Growing up in a conservative household in Walla Walla, I was taught the value of hard work, earning your own way, and working to improve the lives of others. I learned that even in America, no one is promised success; we have to fight for it. These are lessons I learned from my father.
Today, despite working harder than ever before, working families are finding it increasingly difficult to get by, let alone get ahead. No matter where you fall on the political spectrum, Americans can feel that our economy is out of balance.
That’s why I am a proud conservative and an active member of my union, the Washington Federation of State Employees of the American Federation of State, County and Municipal Employees.
By speaking up together, union members are able to negotiate with their employers for fair wages, benefits and safe workplaces that sustain American families. When more people belong to unions, middle class income rises.
But these days it’s hard to ignore the wedge that some are trying to drive between conservatives and their unions. Even though a growing number of Americans support unions — including nearly half of conservative voters — some say that being conservative and a union member is a paradox.
In our state, special interest groups have launched a campaign with the sole purpose of trying to get union members, especially conservatives, to stop paying their dues. They call it employee freedom, but the simple truth is no one is ever forced to join a union or pay fees that go to politics or candidates they don’t support. Conservatives do have a voice.
Our union’s Conservative Caucus members in Washington are vocal, and many of us hold leadership positions throughout the state and national union. In a union of 1.6 million members, there will be disagreements, but one thing we all can agree on is that strong unions create strong communities.
That’s why I am deeply concerned about a case backed by self-serving special interests before the Supreme Court called Friedrichs v. California Teachers Association. This case could make it even harder for working people to speak up together through their unions to negotiate for better wages that sustain their families, making the already out-of-balance economy even worse.
The plaintiffs in this case want the court to allow them to avoid paying their fair share for reaping the benefits of a union contract. Those aren’t the conservative principles my father taught me.
The Friedrichs case weakens the ability of hardworking Americans like firefighters or teachers to come together, speak up and get ahead. I hope the Supreme Court takes a stand for true conservative values and protects our freedom to join together for a better future.
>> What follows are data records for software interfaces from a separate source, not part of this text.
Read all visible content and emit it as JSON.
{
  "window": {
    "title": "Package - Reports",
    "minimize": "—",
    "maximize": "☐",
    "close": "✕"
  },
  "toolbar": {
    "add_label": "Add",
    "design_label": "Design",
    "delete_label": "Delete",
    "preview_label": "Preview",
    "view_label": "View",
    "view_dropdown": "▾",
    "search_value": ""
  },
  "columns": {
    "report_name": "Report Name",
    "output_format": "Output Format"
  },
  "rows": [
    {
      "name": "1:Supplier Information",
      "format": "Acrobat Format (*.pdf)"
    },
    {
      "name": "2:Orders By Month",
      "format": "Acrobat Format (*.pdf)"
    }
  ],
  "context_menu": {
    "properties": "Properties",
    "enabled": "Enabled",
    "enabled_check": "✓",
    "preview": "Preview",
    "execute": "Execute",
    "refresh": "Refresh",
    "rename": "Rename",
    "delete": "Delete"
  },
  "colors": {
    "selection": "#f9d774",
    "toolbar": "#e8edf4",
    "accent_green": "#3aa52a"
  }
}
Alice Rogers is community corrections specialist in the Tri-Cities and a member of the Conservative Caucus of the Washington Federation of State Employees, AFSCME Council 28.